## Data for this task
----
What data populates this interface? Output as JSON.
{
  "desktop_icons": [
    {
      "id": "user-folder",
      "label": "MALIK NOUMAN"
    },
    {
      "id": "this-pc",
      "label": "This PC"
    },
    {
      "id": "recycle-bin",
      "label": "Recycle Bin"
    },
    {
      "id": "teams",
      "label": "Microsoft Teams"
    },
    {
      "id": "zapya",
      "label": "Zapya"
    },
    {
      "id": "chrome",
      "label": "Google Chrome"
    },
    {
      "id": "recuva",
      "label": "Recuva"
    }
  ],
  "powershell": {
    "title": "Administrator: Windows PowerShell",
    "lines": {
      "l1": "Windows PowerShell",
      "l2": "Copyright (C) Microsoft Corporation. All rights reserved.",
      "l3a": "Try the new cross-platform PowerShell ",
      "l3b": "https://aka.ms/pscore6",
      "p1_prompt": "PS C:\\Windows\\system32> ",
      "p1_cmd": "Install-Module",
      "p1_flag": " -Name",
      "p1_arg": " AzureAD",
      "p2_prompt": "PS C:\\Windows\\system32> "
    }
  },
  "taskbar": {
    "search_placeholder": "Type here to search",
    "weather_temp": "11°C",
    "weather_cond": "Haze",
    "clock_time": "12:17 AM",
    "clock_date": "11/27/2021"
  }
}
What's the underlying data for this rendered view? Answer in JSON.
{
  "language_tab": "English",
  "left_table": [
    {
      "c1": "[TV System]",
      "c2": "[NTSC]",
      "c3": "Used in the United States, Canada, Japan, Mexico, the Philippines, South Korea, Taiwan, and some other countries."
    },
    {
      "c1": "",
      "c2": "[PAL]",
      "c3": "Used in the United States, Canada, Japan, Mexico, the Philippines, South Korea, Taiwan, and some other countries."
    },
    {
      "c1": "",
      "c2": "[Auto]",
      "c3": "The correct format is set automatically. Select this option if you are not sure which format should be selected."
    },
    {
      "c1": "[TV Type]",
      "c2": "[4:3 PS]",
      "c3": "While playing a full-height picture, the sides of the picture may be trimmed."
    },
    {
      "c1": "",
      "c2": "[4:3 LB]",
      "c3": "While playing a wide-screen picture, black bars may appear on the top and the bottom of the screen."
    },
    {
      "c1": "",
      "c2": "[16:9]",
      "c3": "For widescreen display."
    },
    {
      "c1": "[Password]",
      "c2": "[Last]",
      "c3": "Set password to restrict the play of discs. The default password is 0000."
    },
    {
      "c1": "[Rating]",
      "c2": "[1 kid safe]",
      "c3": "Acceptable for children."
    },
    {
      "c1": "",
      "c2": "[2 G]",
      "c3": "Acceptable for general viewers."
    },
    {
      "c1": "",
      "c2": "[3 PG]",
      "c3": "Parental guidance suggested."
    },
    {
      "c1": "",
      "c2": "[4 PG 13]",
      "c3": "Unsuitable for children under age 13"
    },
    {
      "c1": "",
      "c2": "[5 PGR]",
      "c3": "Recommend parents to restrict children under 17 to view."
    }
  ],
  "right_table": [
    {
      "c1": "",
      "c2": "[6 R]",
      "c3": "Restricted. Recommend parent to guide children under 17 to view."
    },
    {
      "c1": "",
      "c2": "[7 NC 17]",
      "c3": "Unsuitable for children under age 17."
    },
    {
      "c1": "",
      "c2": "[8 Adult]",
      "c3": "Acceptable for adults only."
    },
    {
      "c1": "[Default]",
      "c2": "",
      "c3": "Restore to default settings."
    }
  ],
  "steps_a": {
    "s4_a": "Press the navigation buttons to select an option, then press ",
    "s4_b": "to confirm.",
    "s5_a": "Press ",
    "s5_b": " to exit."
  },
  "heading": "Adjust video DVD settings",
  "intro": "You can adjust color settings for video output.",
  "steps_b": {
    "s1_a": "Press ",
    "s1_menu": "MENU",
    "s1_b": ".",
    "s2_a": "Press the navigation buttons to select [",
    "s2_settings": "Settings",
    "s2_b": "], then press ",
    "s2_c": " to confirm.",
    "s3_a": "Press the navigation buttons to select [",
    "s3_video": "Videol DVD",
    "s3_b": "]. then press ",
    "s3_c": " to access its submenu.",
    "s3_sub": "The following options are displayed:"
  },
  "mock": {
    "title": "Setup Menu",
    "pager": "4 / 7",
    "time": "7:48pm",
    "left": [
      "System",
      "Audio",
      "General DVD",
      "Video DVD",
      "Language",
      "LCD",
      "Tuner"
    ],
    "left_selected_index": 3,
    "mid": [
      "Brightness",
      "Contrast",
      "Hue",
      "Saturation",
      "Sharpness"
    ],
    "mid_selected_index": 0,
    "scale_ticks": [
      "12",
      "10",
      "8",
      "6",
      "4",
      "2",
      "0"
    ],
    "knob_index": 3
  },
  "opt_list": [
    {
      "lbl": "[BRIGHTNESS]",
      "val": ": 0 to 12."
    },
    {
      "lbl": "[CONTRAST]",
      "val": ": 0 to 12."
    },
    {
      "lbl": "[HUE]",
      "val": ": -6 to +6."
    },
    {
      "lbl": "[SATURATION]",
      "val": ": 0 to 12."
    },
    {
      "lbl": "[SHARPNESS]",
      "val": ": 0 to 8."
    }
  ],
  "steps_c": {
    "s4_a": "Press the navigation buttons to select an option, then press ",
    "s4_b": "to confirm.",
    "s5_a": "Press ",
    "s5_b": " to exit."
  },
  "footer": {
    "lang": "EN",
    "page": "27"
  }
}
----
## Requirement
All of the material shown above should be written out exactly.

## Result
What data populates this interface? Output as JSON.
{
  "desktop_icons": [
    {
      "id": "user-folder",
      "label": "MALIK NOUMAN"
    },
    {
      "id": "this-pc",
      "label": "This PC"
    },
    {
      "id": "recycle-bin",
      "label": "Recycle Bin"
    },
    {
      "id": "teams",
      "label": "Microsoft Teams"
    },
    {
      "id": "zapya",
      "label": "Zapya"
    },
    {
      "id": "chrome",
      "label": "Google Chrome"
    },
    {
      "id": "recuva",
      "label": "Recuva"
    }
  ],
  "powershell": {
    "title": "Administrator: Windows PowerShell",
    "lines": {
      "l1": "Windows PowerShell",
      "l2": "Copyright (C) Microsoft Corporation. All rights reserved.",
      "l3a": "Try the new cross-platform PowerShell ",
      "l3b": "https://aka.ms/pscore6",
      "p1_prompt": "PS C:\\Windows\\system32> ",
      "p1_cmd": "Install-Module",
      "p1_flag": " -Name",
      "p1_arg": " AzureAD",
      "p2_prompt": "PS C:\\Windows\\system32> "
    }
  },
  "taskbar": {
    "search_placeholder": "Type here to search",
    "weather_temp": "11°C",
    "weather_cond": "Haze",
    "clock_time": "12:17 AM",
    "clock_date": "11/27/2021"
  }
}
What's the underlying data for this rendered view? Answer in JSON.
{
  "language_tab": "English",
  "left_table": [
    {
      "c1": "[TV System]",
      "c2": "[NTSC]",
      "c3": "Used in the United States, Canada, Japan, Mexico, the Philippines, South Korea, Taiwan, and some other countries."
    },
    {
      "c1": "",
      "c2": "[PAL]",
      "c3": "Used in the United States, Canada, Japan, Mexico, the Philippines, South Korea, Taiwan, and some other countries."
    },
    {
      "c1": "",
      "c2": "[Auto]",
      "c3": "The correct format is set automatically. Select this option if you are not sure which format should be selected."
    },
    {
      "c1": "[TV Type]",
      "c2": "[4:3 PS]",
      "c3": "While playing a full-height picture, the sides of the picture may be trimmed."
    },
    {
      "c1": "",
      "c2": "[4:3 LB]",
      "c3": "While playing a wide-screen picture, black bars may appear on the top and the bottom of the screen."
    },
    {
      "c1": "",
      "c2": "[16:9]",
      "c3": "For widescreen display."
    },
    {
      "c1": "[Password]",
      "c2": "[Last]",
      "c3": "Set password to restrict the play of discs. The default password is 0000."
    },
    {
      "c1": "[Rating]",
      "c2": "[1 kid safe]",
      "c3": "Acceptable for children."
    },
    {
      "c1": "",
      "c2": "[2 G]",
      "c3": "Acceptable for general viewers."
    },
    {
      "c1": "",
      "c2": "[3 PG]",
      "c3": "Parental guidance suggested."
    },
    {
      "c1": "",
      "c2": "[4 PG 13]",
      "c3": "Unsuitable for children under age 13"
    },
    {
      "c1": "",
      "c2": "[5 PGR]",
      "c3": "Recommend parents to restrict children under 17 to view."
    }
  ],
  "right_table": [
    {
      "c1": "",
      "c2": "[6 R]",
      "c3": "Restricted. Recommend parent to guide children under 17 to view."
    },
    {
      "c1": "",
      "c2": "[7 NC 17]",
      "c3": "Unsuitable for children under age 17."
    },
    {
      "c1": "",
      "c2": "[8 Adult]",
      "c3": "Acceptable for adults only."
    },
    {
      "c1": "[Default]",
      "c2": "",
      "c3": "Restore to default settings."
    }
  ],
  "steps_a": {
    "s4_a": "Press the navigation buttons to select an option, then press ",
    "s4_b": "to confirm.",
    "s5_a": "Press ",
    "s5_b": " to exit."
  },
  "heading": "Adjust video DVD settings",
  "intro": "You can adjust color settings for video output.",
  "steps_b": {
    "s1_a": "Press ",
    "s1_menu": "MENU",
    "s1_b": ".",
    "s2_a": "Press the navigation buttons to select [",
    "s2_settings": "Settings",
    "s2_b": "], then press ",
    "s2_c": " to confirm.",
    "s3_a": "Press the navigation buttons to select [",
    "s3_video": "Videol DVD",
    "s3_b": "]. then press ",
    "s3_c": " to access its submenu.",
    "s3_sub": "The following options are displayed:"
  },
  "mock": {
    "title": "Setup Menu",
    "pager": "4 / 7",
    "time": "7:48pm",
    "left": [
      "System",
      "Audio",
      "General DVD",
      "Video DVD",
      "Language",
      "LCD",
      "Tuner"
    ],
    "left_selected_index": 3,
    "mid": [
      "Brightness",
      "Contrast",
      "Hue",
      "Saturation",
      "Sharpness"
    ],
    "mid_selected_index": 0,
    "scale_ticks": [
      "12",
      "10",
      "8",
      "6",
      "4",
      "2",
      "0"
    ],
    "knob_index": 3
  },
  "opt_list": [
    {
      "lbl": "[BRIGHTNESS]",
      "val": ": 0 to 12."
    },
    {
      "lbl": "[CONTRAST]",
      "val": ": 0 to 12."
    },
    {
      "lbl": "[HUE]",
      "val": ": -6 to +6."
    },
    {
      "lbl": "[SATURATION]",
      "val": ": 0 to 12."
    },
    {
      "lbl": "[SHARPNESS]",
      "val": ": 0 to 8."
    }
  ],
  "steps_c": {
    "s4_a": "Press the navigation buttons to select an option, then press ",
    "s4_b": "to confirm.",
    "s5_a": "Press ",
    "s5_b": " to exit."
  },
  "footer": {
    "lang": "EN",
    "page": "27"
  }
}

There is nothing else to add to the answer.